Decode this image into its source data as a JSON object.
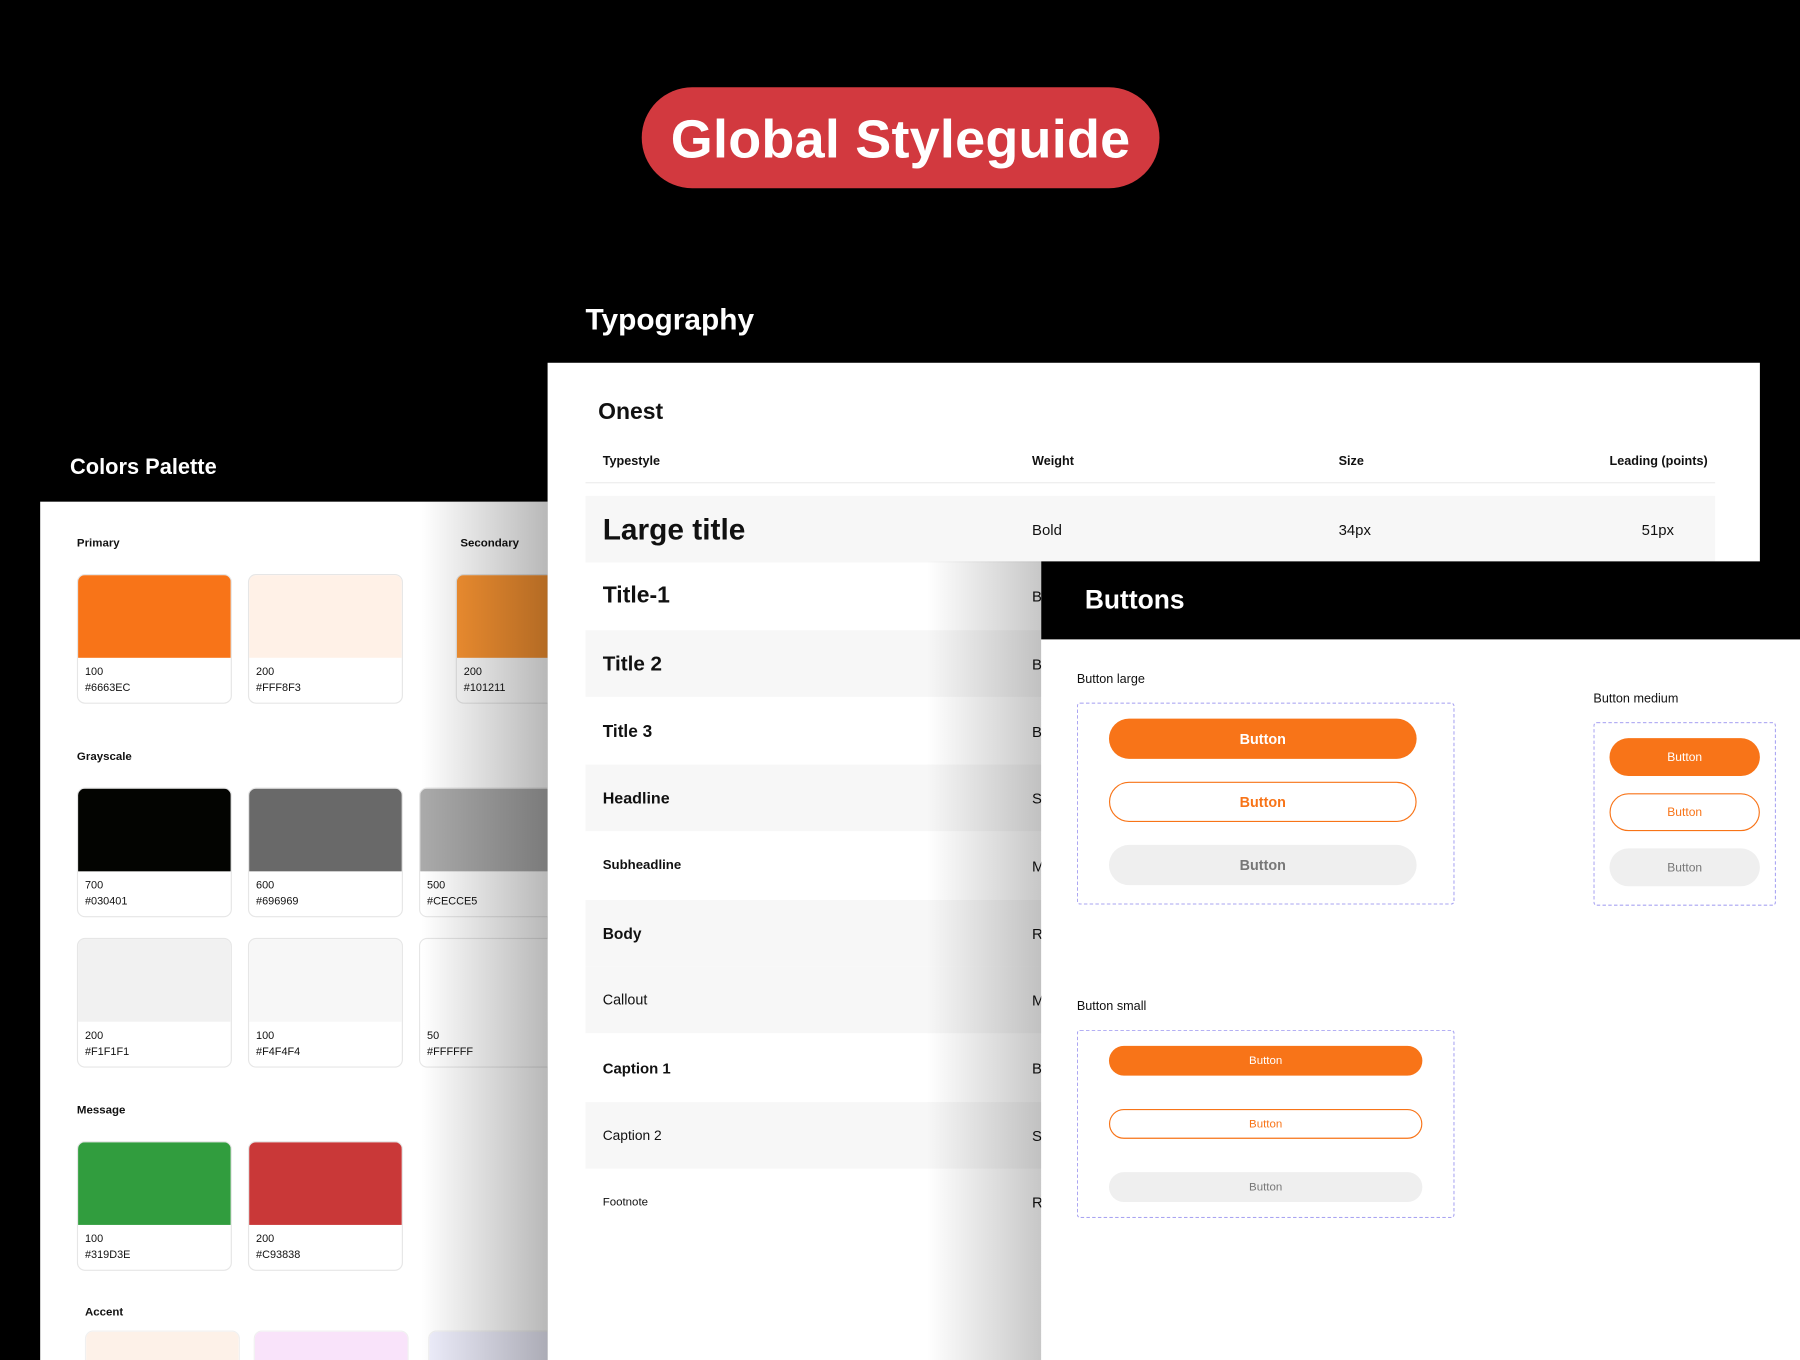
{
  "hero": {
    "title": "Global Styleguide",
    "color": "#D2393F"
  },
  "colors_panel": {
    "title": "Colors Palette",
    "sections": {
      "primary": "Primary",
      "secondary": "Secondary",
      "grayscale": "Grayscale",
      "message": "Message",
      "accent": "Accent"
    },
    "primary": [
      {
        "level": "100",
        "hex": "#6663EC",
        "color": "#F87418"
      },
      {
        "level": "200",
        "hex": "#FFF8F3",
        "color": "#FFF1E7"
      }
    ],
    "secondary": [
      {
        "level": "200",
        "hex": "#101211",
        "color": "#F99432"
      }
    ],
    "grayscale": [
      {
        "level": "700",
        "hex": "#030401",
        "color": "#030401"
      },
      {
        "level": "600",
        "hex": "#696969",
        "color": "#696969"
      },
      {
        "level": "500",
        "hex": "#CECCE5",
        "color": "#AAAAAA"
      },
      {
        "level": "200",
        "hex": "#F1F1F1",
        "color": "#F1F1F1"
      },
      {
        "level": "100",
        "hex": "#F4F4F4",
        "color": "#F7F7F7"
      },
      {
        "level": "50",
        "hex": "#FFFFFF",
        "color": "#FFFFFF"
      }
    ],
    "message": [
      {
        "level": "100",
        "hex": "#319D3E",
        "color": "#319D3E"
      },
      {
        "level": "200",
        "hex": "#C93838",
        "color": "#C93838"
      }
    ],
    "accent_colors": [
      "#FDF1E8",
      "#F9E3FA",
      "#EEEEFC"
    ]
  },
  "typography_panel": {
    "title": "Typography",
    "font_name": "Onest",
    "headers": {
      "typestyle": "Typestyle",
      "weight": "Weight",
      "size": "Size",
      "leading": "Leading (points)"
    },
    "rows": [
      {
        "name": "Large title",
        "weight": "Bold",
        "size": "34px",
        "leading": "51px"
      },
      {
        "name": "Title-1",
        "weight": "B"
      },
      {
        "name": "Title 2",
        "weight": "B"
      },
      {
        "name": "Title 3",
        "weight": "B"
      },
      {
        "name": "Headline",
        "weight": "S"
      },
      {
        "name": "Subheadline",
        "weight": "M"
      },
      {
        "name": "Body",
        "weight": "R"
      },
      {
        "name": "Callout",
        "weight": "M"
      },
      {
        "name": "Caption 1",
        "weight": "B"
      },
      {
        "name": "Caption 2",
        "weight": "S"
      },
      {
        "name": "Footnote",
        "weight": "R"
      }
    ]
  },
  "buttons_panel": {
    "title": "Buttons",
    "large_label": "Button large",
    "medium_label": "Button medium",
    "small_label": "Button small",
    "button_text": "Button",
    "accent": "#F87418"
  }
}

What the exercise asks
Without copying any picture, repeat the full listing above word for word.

Task solution
Decode this image into its source data as a JSON object.
{
  "hero": {
    "title": "Global Styleguide",
    "color": "#D2393F"
  },
  "colors_panel": {
    "title": "Colors Palette",
    "sections": {
      "primary": "Primary",
      "secondary": "Secondary",
      "grayscale": "Grayscale",
      "message": "Message",
      "accent": "Accent"
    },
    "primary": [
      {
        "level": "100",
        "hex": "#6663EC",
        "color": "#F87418"
      },
      {
        "level": "200",
        "hex": "#FFF8F3",
        "color": "#FFF1E7"
      }
    ],
    "secondary": [
      {
        "level": "200",
        "hex": "#101211",
        "color": "#F99432"
      }
    ],
    "grayscale": [
      {
        "level": "700",
        "hex": "#030401",
        "color": "#030401"
      },
      {
        "level": "600",
        "hex": "#696969",
        "color": "#696969"
      },
      {
        "level": "500",
        "hex": "#CECCE5",
        "color": "#AAAAAA"
      },
      {
        "level": "200",
        "hex": "#F1F1F1",
        "color": "#F1F1F1"
      },
      {
        "level": "100",
        "hex": "#F4F4F4",
        "color": "#F7F7F7"
      },
      {
        "level": "50",
        "hex": "#FFFFFF",
        "color": "#FFFFFF"
      }
    ],
    "message": [
      {
        "level": "100",
        "hex": "#319D3E",
        "color": "#319D3E"
      },
      {
        "level": "200",
        "hex": "#C93838",
        "color": "#C93838"
      }
    ],
    "accent_colors": [
      "#FDF1E8",
      "#F9E3FA",
      "#EEEEFC"
    ]
  },
  "typography_panel": {
    "title": "Typography",
    "font_name": "Onest",
    "headers": {
      "typestyle": "Typestyle",
      "weight": "Weight",
      "size": "Size",
      "leading": "Leading (points)"
    },
    "rows": [
      {
        "name": "Large title",
        "weight": "Bold",
        "size": "34px",
        "leading": "51px"
      },
      {
        "name": "Title-1",
        "weight": "B"
      },
      {
        "name": "Title 2",
        "weight": "B"
      },
      {
        "name": "Title 3",
        "weight": "B"
      },
      {
        "name": "Headline",
        "weight": "S"
      },
      {
        "name": "Subheadline",
        "weight": "M"
      },
      {
        "name": "Body",
        "weight": "R"
      },
      {
        "name": "Callout",
        "weight": "M"
      },
      {
        "name": "Caption 1",
        "weight": "B"
      },
      {
        "name": "Caption 2",
        "weight": "S"
      },
      {
        "name": "Footnote",
        "weight": "R"
      }
    ]
  },
  "buttons_panel": {
    "title": "Buttons",
    "large_label": "Button large",
    "medium_label": "Button medium",
    "small_label": "Button small",
    "button_text": "Button",
    "accent": "#F87418"
  }
}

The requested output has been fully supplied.